**Try it:**
Would you retype every line below without changing anything?

**Records provided:**

--------------------------------

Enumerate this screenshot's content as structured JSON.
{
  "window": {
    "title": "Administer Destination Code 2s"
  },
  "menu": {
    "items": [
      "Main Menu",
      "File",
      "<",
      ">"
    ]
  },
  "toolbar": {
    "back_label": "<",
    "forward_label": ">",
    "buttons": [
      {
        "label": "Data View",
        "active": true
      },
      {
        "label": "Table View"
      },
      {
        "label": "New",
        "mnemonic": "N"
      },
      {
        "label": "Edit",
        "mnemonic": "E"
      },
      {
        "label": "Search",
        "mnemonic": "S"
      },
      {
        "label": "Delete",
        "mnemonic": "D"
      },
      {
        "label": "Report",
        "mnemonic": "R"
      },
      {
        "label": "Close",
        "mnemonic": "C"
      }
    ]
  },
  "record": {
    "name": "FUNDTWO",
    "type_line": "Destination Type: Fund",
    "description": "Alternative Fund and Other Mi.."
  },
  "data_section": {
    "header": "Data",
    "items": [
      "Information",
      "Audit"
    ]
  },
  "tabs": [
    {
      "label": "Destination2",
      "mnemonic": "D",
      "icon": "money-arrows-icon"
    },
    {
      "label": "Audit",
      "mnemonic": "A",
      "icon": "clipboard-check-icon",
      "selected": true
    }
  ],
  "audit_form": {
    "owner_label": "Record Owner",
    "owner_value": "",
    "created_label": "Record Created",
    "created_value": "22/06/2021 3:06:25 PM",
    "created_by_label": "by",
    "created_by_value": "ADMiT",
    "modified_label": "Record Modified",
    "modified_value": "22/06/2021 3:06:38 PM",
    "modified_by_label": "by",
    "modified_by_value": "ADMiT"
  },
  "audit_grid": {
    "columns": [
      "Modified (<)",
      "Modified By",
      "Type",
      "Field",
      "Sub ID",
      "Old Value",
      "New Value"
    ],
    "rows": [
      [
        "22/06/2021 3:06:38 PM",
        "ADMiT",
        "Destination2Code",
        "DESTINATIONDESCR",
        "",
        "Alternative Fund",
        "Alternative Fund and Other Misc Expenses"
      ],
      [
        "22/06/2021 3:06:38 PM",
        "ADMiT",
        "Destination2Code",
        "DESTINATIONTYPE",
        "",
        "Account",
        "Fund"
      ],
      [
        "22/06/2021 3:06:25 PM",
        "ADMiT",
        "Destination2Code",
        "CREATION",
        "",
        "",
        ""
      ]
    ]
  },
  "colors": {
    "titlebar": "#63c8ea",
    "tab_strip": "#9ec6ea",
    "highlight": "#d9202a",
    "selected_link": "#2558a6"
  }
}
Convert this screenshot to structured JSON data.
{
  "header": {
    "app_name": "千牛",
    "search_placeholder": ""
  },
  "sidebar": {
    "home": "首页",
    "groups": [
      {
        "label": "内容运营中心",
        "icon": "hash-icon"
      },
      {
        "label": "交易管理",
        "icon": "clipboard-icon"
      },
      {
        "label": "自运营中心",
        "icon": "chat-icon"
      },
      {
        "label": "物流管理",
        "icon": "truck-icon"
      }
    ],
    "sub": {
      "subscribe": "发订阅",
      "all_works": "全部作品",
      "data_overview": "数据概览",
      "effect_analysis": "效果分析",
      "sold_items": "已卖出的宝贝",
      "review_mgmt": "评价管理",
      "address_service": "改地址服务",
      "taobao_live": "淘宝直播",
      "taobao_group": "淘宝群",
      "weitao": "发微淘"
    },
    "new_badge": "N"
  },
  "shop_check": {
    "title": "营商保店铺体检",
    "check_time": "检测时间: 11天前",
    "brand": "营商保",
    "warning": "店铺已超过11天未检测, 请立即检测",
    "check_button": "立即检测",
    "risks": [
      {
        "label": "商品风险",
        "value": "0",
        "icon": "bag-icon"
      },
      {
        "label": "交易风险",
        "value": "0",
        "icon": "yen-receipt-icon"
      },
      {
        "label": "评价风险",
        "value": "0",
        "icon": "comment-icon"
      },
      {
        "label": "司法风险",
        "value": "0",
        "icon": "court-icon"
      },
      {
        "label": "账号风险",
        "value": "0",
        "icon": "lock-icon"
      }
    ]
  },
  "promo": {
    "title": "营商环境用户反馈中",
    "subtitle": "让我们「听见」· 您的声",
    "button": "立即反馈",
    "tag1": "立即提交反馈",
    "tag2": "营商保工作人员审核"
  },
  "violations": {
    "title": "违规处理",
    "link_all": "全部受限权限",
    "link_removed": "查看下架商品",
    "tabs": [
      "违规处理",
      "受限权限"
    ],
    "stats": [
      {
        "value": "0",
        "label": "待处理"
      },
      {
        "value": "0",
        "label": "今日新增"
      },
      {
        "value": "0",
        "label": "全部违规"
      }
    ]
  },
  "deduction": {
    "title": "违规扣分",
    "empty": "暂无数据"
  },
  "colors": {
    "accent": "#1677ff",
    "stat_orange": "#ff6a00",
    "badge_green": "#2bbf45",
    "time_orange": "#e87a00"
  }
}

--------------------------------

**Result for this task:**
Enumerate this screenshot's content as structured JSON.
{
  "window": {
    "title": "Administer Destination Code 2s"
  },
  "menu": {
    "items": [
      "Main Menu",
      "File",
      "<",
      ">"
    ]
  },
  "toolbar": {
    "back_label": "<",
    "forward_label": ">",
    "buttons": [
      {
        "label": "Data View",
        "active": true
      },
      {
        "label": "Table View"
      },
      {
        "label": "New",
        "mnemonic": "N"
      },
      {
        "label": "Edit",
        "mnemonic": "E"
      },
      {
        "label": "Search",
        "mnemonic": "S"
      },
      {
        "label": "Delete",
        "mnemonic": "D"
      },
      {
        "label": "Report",
        "mnemonic": "R"
      },
      {
        "label": "Close",
        "mnemonic": "C"
      }
    ]
  },
  "record": {
    "name": "FUNDTWO",
    "type_line": "Destination Type: Fund",
    "description": "Alternative Fund and Other Mi.."
  },
  "data_section": {
    "header": "Data",
    "items": [
      "Information",
      "Audit"
    ]
  },
  "tabs": [
    {
      "label": "Destination2",
      "mnemonic": "D",
      "icon": "money-arrows-icon"
    },
    {
      "label": "Audit",
      "mnemonic": "A",
      "icon": "clipboard-check-icon",
      "selected": true
    }
  ],
  "audit_form": {
    "owner_label": "Record Owner",
    "owner_value": "",
    "created_label": "Record Created",
    "created_value": "22/06/2021 3:06:25 PM",
    "created_by_label": "by",
    "created_by_value": "ADMiT",
    "modified_label": "Record Modified",
    "modified_value": "22/06/2021 3:06:38 PM",
    "modified_by_label": "by",
    "modified_by_value": "ADMiT"
  },
  "audit_grid": {
    "columns": [
      "Modified (<)",
      "Modified By",
      "Type",
      "Field",
      "Sub ID",
      "Old Value",
      "New Value"
    ],
    "rows": [
      [
        "22/06/2021 3:06:38 PM",
        "ADMiT",
        "Destination2Code",
        "DESTINATIONDESCR",
        "",
        "Alternative Fund",
        "Alternative Fund and Other Misc Expenses"
      ],
      [
        "22/06/2021 3:06:38 PM",
        "ADMiT",
        "Destination2Code",
        "DESTINATIONTYPE",
        "",
        "Account",
        "Fund"
      ],
      [
        "22/06/2021 3:06:25 PM",
        "ADMiT",
        "Destination2Code",
        "CREATION",
        "",
        "",
        ""
      ]
    ]
  },
  "colors": {
    "titlebar": "#63c8ea",
    "tab_strip": "#9ec6ea",
    "highlight": "#d9202a",
    "selected_link": "#2558a6"
  }
}
Convert this screenshot to structured JSON data.
{
  "header": {
    "app_name": "千牛",
    "search_placeholder": ""
  },
  "sidebar": {
    "home": "首页",
    "groups": [
      {
        "label": "内容运营中心",
        "icon": "hash-icon"
      },
      {
        "label": "交易管理",
        "icon": "clipboard-icon"
      },
      {
        "label": "自运营中心",
        "icon": "chat-icon"
      },
      {
        "label": "物流管理",
        "icon": "truck-icon"
      }
    ],
    "sub": {
      "subscribe": "发订阅",
      "all_works": "全部作品",
      "data_overview": "数据概览",
      "effect_analysis": "效果分析",
      "sold_items": "已卖出的宝贝",
      "review_mgmt": "评价管理",
      "address_service": "改地址服务",
      "taobao_live": "淘宝直播",
      "taobao_group": "淘宝群",
      "weitao": "发微淘"
    },
    "new_badge": "N"
  },
  "shop_check": {
    "title": "营商保店铺体检",
    "check_time": "检测时间: 11天前",
    "brand": "营商保",
    "warning": "店铺已超过11天未检测, 请立即检测",
    "check_button": "立即检测",
    "risks": [
      {
        "label": "商品风险",
        "value": "0",
        "icon": "bag-icon"
      },
      {
        "label": "交易风险",
        "value": "0",
        "icon": "yen-receipt-icon"
      },
      {
        "label": "评价风险",
        "value": "0",
        "icon": "comment-icon"
      },
      {
        "label": "司法风险",
        "value": "0",
        "icon": "court-icon"
      },
      {
        "label": "账号风险",
        "value": "0",
        "icon": "lock-icon"
      }
    ]
  },
  "promo": {
    "title": "营商环境用户反馈中",
    "subtitle": "让我们「听见」· 您的声",
    "button": "立即反馈",
    "tag1": "立即提交反馈",
    "tag2": "营商保工作人员审核"
  },
  "violations": {
    "title": "违规处理",
    "link_all": "全部受限权限",
    "link_removed": "查看下架商品",
    "tabs": [
      "违规处理",
      "受限权限"
    ],
    "stats": [
      {
        "value": "0",
        "label": "待处理"
      },
      {
        "value": "0",
        "label": "今日新增"
      },
      {
        "value": "0",
        "label": "全部违规"
      }
    ]
  },
  "deduction": {
    "title": "违规扣分",
    "empty": "暂无数据"
  },
  "colors": {
    "accent": "#1677ff",
    "stat_orange": "#ff6a00",
    "badge_green": "#2bbf45",
    "time_orange": "#e87a00"
  }
}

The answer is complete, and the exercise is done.